Stakeholder engagement is really so very individuated per product and project, it’s almost impossible to quantify. Agile tries to simplify it by having one product owner who is the speaker for the stakeholders or at most a product owner assisted by analysts. Agile also makes some recommendations for project delivery: Must-haves and then should-haves followed by could-haves and would-likes (MoSCoW acronym as delivered by those Agile Dad peeps).

Personally, I find that getting the foundations of a project done and then delivering something desired (but probably unnecessary) is the key to most stakeholders’ hearts. Appease the revenue makers, but then deliver some frosting on top—find a political goldmine that’s relatively simple and make good on that.

While we (project managers) can’t be the heroes, magically rescuing our stakeholders from bad situations they find themselves in, we can still make ourselves look good if we manage it right. Substance delivered with a little style…

Power to the Vocab

The most fabulous thing about Agile is being able to explain the methodologies to other people. Somehow the vocabulary impresses people. You could have run multiple amazing projects and accomplished feats not truly understood, but until you can also spout industry vocab, you will always be second place.

Agile: I don not think that word means what you think it means...

True Agile aficionados may claim that Agile was born at Snowbird in Utah with the release of the Agile Manifesto in 2001,^^ but the rest of us know that before the alphabet (as we know it)  was introduced, other systems and processes have been continuously evolving. (Let me tell you sometime about management processes in the theater. I swear I learned everything I know from working in the theater.)

I do believe that everyone can find significant value in formal training in Agile methodologies, but I also know that practical common sense is an undervalued commodity in business today. And don’t forget the layer that experience adds to the mix. All the training in the world can’t compete with real life experience and/or familiarity with the type of work being done.

So, A may be for Agile and B for its Birth, but C is most definitely for Common Sense.


*Quotes courtesy of the fact that while there is a codified project management philosophy, many of us use combinations of common sense processes that might be classified as the old school way to manage projects, but which are really processes streamlined through experience that use techniques from the whatever-works-best school of thought.
^Taken from curatorial notes at SFMOMA about the pop art exhibit. Feel free to contact me if you want a photo of the text as I took a picture of the exhibit description on the wall!
**Complexity scores were something I learned about via a project management team in the healthcare organization I work in. They are also a measure of common sense. For example, if you are at the grocery store looking for the shortest line, making a judgement based on which line appears to be moving fastest ain’t going to cut it. The interaction between cashier and customer generally takes longer than actually scanning merchandise.
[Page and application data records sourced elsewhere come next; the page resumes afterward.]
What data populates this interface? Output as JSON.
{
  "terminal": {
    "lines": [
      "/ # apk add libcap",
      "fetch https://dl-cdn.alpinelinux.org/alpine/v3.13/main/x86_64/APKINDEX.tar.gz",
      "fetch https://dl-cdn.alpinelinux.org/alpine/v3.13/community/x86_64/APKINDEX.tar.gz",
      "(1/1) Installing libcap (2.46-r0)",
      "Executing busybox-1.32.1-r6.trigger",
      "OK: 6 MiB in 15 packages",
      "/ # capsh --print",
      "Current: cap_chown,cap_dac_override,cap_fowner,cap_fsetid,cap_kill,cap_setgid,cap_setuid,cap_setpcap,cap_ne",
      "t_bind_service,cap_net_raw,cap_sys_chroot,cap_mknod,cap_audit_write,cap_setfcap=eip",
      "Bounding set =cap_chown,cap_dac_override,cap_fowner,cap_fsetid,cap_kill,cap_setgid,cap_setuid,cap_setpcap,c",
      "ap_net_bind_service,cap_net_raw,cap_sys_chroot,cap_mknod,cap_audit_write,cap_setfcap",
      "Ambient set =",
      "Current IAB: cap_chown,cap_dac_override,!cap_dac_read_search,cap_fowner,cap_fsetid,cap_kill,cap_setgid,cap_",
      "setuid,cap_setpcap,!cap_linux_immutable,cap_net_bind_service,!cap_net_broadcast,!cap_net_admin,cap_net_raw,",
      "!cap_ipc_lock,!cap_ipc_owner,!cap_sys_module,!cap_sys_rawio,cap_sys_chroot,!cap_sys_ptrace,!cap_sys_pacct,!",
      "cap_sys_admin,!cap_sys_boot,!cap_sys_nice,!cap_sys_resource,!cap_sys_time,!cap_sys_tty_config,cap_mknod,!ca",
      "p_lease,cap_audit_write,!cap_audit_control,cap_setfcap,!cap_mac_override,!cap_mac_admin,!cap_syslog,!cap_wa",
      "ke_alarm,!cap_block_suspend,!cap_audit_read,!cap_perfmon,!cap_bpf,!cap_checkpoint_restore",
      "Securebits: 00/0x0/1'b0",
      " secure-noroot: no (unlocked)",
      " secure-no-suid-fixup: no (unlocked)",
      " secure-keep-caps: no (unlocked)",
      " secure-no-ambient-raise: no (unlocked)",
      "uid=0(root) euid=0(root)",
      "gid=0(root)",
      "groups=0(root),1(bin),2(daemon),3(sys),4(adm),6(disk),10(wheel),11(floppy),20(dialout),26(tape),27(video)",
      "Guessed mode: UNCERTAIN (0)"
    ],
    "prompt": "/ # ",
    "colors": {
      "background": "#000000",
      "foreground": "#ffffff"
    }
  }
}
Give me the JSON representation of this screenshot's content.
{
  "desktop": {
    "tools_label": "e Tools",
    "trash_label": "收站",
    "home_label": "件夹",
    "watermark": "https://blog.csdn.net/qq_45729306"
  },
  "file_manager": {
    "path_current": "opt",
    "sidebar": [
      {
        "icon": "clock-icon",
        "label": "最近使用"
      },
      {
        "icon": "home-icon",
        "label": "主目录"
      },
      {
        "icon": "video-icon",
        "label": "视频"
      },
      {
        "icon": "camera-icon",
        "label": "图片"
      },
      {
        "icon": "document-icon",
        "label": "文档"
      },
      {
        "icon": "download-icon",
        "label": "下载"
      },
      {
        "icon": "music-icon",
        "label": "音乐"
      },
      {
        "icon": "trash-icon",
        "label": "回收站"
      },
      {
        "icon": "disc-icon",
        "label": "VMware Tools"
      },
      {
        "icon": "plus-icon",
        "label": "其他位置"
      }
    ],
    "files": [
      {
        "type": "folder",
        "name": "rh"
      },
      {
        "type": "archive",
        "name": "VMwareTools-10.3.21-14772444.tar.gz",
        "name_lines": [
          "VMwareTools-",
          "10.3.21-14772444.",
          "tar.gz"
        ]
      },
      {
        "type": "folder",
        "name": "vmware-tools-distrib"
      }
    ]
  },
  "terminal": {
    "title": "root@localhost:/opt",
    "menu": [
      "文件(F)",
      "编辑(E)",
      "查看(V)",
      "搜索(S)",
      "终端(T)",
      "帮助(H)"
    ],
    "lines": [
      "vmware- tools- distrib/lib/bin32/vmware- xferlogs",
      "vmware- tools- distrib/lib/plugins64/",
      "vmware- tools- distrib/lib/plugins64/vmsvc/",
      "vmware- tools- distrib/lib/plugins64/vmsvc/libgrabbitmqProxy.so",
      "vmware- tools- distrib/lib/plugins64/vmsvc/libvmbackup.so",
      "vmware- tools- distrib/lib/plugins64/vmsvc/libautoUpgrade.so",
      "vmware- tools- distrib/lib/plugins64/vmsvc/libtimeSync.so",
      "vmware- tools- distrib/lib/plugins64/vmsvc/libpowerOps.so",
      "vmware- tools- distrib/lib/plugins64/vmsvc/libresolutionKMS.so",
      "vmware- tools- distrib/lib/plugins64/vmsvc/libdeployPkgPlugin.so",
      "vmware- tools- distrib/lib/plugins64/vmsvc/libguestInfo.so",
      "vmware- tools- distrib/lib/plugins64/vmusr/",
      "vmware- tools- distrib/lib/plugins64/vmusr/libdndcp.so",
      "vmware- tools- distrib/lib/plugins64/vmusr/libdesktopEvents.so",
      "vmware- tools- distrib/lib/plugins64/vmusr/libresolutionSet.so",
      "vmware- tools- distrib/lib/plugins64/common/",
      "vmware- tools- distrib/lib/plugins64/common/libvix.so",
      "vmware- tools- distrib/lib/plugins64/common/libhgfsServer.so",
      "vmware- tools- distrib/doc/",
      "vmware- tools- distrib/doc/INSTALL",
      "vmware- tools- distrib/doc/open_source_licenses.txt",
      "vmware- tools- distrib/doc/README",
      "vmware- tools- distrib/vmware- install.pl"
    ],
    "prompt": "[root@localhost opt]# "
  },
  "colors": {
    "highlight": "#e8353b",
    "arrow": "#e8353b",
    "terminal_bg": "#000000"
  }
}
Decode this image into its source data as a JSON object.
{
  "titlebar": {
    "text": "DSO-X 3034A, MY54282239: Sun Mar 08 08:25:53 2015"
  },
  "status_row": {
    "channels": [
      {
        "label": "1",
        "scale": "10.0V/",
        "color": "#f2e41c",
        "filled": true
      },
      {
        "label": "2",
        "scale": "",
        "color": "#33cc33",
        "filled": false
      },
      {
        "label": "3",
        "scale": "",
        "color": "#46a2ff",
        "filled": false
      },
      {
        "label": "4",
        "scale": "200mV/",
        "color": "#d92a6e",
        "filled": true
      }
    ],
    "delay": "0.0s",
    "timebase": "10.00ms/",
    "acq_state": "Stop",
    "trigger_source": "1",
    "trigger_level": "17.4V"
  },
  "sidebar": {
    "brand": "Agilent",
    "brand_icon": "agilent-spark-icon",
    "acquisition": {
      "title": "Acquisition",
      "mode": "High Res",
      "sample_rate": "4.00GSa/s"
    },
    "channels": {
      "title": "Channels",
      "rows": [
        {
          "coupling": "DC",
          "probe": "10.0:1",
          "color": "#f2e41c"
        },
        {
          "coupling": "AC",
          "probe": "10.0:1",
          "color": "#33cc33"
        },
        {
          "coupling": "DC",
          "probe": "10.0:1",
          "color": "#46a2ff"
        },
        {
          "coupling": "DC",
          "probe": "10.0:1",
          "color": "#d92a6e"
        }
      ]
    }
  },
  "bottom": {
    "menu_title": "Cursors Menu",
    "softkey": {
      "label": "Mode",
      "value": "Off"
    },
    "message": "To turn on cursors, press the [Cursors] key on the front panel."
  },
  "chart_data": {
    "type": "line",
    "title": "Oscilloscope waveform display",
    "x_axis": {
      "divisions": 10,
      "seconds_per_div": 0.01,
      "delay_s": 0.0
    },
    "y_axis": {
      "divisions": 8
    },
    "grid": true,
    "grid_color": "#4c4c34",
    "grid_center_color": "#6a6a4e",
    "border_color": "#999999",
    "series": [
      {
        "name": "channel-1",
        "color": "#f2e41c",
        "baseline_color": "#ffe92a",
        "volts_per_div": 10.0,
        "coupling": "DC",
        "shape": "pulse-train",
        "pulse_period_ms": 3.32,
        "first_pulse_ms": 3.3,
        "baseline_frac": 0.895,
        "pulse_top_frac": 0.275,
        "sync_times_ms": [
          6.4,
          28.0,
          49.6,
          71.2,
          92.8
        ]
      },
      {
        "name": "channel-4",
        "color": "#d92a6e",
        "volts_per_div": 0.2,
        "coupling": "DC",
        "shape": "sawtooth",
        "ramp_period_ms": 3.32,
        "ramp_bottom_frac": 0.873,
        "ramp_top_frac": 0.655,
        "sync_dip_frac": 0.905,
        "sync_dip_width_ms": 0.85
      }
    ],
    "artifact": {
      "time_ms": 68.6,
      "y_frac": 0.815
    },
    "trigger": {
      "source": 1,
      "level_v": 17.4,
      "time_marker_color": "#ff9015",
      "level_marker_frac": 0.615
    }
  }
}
Although, really, even self-check out can take just as long…
What’s Up With That: Why You Always Seem to Choose the Slowest Line https://www.wired.com/2014/07/whats-up-with-the-other-line-is-always-faster/ via @WIRED